Exercise requirements
State the number of lines in the records underneath where the word "ASIO" turns up, and say nothing else.

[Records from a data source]
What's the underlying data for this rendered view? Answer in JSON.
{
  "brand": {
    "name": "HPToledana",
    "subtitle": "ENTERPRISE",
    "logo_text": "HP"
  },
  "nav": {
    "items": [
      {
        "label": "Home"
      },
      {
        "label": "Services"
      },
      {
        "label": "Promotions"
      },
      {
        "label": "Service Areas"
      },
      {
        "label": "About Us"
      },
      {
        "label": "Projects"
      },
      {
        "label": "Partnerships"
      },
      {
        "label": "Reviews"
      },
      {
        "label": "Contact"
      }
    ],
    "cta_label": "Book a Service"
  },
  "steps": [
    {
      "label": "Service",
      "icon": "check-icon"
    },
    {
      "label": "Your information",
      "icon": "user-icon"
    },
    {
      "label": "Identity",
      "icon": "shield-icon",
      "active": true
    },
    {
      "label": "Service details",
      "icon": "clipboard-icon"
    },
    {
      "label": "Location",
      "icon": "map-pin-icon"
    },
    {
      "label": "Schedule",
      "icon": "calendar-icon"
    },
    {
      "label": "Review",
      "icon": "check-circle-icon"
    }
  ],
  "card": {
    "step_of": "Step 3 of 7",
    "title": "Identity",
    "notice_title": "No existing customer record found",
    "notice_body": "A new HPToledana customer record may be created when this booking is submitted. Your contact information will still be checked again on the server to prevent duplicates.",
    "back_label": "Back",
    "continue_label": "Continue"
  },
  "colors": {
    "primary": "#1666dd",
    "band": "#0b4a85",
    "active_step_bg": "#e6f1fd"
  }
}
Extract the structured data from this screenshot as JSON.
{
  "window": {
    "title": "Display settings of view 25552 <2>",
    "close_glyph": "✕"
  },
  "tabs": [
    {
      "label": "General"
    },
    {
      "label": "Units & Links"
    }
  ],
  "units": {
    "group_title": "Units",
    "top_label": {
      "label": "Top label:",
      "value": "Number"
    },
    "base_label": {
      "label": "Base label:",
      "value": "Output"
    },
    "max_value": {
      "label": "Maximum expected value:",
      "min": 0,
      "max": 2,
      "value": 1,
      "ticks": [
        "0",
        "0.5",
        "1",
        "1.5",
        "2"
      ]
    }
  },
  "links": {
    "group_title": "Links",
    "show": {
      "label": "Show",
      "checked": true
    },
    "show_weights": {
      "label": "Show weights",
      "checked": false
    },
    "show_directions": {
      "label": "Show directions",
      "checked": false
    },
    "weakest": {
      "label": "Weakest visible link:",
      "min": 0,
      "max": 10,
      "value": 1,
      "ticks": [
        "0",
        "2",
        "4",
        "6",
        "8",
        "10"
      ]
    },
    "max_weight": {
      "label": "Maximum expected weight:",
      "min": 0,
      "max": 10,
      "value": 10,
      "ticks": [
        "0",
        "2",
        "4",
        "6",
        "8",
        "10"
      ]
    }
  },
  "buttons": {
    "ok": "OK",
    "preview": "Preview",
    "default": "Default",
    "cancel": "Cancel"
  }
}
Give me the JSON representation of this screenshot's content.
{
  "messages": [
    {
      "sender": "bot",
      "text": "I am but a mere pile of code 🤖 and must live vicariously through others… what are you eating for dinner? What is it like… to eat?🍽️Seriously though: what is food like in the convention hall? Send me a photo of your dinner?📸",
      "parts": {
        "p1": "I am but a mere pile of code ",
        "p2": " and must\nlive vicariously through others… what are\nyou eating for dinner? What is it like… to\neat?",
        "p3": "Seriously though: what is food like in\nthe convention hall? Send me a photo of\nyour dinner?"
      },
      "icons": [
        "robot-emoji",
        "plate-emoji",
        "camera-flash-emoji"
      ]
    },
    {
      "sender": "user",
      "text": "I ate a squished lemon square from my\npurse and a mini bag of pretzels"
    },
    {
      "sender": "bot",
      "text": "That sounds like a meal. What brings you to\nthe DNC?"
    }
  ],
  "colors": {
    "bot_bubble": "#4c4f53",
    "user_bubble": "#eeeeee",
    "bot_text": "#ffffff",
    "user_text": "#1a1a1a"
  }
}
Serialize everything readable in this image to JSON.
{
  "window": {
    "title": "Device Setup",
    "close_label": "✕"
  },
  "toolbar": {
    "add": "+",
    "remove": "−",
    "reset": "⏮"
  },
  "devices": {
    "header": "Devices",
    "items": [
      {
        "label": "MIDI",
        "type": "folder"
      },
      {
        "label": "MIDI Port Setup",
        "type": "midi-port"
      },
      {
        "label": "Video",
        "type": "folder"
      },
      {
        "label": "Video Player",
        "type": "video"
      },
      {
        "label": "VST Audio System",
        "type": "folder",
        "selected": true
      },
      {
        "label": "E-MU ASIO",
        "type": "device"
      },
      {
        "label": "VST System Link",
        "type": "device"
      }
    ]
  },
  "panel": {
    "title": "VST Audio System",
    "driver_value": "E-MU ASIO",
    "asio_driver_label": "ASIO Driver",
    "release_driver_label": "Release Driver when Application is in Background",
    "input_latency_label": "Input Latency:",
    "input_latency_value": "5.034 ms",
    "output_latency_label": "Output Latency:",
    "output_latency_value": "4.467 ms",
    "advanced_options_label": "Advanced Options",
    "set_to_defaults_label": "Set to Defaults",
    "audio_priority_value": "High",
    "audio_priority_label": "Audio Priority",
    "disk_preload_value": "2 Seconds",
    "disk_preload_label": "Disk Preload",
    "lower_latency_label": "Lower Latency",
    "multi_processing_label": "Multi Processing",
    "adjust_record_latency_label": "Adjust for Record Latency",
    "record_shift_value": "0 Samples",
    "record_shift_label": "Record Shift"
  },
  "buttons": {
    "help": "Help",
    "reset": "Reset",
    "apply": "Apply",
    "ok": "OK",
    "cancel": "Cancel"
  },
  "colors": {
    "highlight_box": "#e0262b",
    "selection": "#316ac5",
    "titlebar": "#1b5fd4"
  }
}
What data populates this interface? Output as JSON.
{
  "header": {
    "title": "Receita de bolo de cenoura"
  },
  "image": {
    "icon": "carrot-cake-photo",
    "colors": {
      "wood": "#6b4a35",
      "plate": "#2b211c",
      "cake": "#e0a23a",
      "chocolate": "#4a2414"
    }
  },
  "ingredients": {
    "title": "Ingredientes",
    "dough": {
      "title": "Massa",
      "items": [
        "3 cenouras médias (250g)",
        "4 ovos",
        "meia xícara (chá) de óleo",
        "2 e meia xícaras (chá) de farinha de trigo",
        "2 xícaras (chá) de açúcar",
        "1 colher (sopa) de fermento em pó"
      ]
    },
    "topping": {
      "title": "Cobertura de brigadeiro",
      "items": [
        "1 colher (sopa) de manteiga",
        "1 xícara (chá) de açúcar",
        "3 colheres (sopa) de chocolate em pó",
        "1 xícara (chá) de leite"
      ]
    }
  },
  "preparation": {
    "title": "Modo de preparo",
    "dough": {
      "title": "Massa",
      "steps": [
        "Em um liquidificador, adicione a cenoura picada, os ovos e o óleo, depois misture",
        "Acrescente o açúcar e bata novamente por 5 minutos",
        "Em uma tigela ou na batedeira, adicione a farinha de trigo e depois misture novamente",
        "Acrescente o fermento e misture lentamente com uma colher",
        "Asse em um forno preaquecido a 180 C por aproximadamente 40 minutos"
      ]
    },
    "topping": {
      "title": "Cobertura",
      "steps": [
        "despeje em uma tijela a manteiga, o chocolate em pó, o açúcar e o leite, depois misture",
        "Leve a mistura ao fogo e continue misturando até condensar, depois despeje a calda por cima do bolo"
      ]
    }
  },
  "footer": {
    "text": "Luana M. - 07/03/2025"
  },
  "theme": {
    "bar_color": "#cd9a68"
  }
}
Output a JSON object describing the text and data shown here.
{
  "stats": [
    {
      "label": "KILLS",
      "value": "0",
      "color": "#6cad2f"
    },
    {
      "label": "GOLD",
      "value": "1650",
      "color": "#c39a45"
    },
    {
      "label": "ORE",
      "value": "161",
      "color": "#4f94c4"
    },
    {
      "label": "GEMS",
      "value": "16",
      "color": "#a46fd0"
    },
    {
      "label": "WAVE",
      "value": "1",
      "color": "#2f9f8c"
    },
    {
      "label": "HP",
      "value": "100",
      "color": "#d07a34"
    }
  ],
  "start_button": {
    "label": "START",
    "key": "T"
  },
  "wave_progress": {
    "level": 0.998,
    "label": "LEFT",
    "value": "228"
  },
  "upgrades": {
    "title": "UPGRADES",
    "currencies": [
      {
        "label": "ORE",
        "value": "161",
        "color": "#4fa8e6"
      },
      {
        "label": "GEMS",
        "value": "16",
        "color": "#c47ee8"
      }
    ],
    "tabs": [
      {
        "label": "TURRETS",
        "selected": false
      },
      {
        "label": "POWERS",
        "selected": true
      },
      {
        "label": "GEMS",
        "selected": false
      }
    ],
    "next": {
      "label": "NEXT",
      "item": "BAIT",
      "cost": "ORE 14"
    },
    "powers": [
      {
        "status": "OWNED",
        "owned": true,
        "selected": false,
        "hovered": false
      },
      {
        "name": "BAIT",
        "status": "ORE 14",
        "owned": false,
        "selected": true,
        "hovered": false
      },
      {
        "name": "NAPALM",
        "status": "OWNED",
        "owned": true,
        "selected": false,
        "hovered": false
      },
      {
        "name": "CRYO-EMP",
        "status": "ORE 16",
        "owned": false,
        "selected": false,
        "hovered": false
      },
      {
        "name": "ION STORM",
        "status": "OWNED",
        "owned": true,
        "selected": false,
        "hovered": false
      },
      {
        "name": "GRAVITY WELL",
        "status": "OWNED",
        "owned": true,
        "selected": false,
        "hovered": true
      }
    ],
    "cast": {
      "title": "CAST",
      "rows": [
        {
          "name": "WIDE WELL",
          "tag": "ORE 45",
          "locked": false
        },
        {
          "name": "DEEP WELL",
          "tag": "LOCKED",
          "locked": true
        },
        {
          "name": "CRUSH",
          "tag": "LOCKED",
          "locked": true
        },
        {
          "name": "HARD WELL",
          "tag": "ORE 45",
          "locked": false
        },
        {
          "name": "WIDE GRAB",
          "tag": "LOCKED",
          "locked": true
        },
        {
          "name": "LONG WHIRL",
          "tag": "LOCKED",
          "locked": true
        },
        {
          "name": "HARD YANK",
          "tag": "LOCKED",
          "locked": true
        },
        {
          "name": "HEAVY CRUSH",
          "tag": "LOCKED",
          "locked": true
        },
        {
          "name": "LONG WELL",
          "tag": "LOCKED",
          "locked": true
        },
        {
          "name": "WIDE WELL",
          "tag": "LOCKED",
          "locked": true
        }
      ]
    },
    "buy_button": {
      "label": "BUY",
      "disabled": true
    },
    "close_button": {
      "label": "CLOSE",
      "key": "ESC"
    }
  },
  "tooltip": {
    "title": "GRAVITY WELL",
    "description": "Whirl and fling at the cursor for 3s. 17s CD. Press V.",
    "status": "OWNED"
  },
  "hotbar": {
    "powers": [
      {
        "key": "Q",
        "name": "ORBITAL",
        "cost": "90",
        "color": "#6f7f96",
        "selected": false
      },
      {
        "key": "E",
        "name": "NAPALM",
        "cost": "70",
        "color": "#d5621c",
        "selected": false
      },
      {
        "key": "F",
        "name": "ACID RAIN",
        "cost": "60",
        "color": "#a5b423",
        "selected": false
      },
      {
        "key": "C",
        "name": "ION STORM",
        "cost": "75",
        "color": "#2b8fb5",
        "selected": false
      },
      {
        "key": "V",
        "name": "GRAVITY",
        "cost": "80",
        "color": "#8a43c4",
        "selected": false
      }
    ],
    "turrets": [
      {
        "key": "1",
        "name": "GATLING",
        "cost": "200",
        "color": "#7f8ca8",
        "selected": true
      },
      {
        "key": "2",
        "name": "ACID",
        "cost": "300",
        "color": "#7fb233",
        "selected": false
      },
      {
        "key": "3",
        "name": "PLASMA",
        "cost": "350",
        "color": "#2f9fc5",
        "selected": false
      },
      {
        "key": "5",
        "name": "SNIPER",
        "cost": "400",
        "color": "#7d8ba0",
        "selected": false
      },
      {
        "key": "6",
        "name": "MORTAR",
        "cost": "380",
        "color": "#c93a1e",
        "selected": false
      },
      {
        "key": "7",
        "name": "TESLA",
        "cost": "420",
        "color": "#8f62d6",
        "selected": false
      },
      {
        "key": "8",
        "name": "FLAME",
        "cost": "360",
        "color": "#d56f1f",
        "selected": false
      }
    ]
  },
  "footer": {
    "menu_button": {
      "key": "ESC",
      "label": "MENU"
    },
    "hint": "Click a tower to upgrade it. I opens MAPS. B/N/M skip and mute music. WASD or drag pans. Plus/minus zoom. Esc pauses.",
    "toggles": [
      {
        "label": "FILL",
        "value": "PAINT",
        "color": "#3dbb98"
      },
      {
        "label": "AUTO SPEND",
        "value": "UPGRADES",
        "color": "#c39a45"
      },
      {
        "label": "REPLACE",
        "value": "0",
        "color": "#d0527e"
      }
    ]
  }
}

Exercise response
3